At a press conference in Ankara on Tuesday, Erdogan said that negotiations with Israel have progressed, but have not ended. He added that Turkey has received an apology from Israel, and that talks over compensation for the families of those killed and wounded on the Mavi Marmara flotilla that tried to break the Gaza blockade in 2010 are ongoing.
However, Erdogan noted that lifting the siege over Gaza – one of the conditions set by Turkey for normalizing relations with Israel – has not yet transpired. "Nothing will happen without lifting the siege on Gaza," he said.
Responding to Erdogan's remarks, senior officials at the Prime Minister's Office said the Turkish condition will not be met. Both lifting the siege over Gaza, they said, and signing "written protocol" pledging such a move will be taken, were "out of the question."
On Monday, Turkish Foreign Minister Ahmet Davutoglu told a local television station that Israel and Turkey are closer than ever to normalizing relations between the two countries.
There has recently been momentum and a new approach in compensation talks, Davutoglu said. We could say that most of the differences have been recently removed in these discussions.
Last week, Haaretz reported that Israel has offered to pay $20 million in compensation to the families of the nine people killed during an Israeli commando raid on the Turkish ship Mavi Marmara in May 2010, as well as to those in the incident. Prime Minister Benjamin Netanyahu had authorized his envoys to go as high as $23 million in order to secure an agreement.
A senior Turkish delegation visited Israel last week to discuss the reconciliation agreement. The talks focused on the compensation amount and the steps Turkey would take to normalize relations and put an end to legal action against Israeli soldiers and officers that were involved in the Mavi Marmara raid.
Israel is demanding that, as part of the agreement, Turkey pass a law that will void the pending lawsuits against Israeli soldiers involved in the Mavi Marmara incident and block such actions in the future.
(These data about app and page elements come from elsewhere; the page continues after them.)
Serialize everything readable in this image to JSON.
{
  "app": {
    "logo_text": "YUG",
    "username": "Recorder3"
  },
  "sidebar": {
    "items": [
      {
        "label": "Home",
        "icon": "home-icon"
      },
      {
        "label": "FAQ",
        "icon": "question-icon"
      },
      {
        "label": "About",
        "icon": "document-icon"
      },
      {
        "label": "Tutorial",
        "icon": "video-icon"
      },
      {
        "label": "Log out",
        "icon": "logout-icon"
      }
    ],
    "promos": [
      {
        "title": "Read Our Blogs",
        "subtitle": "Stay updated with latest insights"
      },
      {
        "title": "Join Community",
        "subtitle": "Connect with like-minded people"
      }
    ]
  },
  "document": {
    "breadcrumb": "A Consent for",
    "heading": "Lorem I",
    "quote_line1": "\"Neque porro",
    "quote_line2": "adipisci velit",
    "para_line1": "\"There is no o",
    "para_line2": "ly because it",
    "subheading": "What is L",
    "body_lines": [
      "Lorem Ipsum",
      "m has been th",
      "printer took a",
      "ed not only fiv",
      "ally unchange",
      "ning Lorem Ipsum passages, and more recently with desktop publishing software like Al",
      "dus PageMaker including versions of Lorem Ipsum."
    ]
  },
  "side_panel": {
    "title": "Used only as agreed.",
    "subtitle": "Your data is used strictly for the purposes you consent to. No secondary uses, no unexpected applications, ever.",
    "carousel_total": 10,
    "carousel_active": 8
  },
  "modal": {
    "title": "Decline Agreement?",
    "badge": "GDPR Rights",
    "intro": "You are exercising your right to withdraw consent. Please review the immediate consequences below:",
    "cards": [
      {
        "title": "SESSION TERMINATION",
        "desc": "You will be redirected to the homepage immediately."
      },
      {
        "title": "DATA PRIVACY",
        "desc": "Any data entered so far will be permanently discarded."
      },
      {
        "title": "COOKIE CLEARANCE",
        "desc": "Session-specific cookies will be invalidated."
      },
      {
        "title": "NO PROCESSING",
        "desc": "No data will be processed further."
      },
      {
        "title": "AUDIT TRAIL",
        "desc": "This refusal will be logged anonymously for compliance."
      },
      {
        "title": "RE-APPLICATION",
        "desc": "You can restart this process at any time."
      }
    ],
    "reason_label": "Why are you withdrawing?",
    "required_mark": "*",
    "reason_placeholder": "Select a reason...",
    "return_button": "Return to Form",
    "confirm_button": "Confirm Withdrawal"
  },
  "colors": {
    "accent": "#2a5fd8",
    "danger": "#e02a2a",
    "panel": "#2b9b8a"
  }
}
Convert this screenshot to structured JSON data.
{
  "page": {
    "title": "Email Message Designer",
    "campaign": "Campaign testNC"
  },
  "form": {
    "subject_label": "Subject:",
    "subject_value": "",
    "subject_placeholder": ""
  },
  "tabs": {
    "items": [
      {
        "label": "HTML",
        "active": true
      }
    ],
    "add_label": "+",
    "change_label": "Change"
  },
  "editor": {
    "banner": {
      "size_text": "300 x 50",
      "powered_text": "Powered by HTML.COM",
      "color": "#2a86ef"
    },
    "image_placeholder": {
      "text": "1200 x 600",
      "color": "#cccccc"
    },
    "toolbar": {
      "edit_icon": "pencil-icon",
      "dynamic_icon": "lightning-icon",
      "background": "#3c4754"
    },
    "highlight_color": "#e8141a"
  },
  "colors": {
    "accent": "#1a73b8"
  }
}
Jerusalem also wants normalization of relations with Turkey to go beyond the symbolic return of ambassadors to Tel Aviv and Ankara. Israel wants its diplomatic dialogue with Turkey to resume along with ministerial meetings, mutual visits and other steps. Israel also expects Turkey to commit not to act against Israel in international forums and to stop haranguing Israel in the media.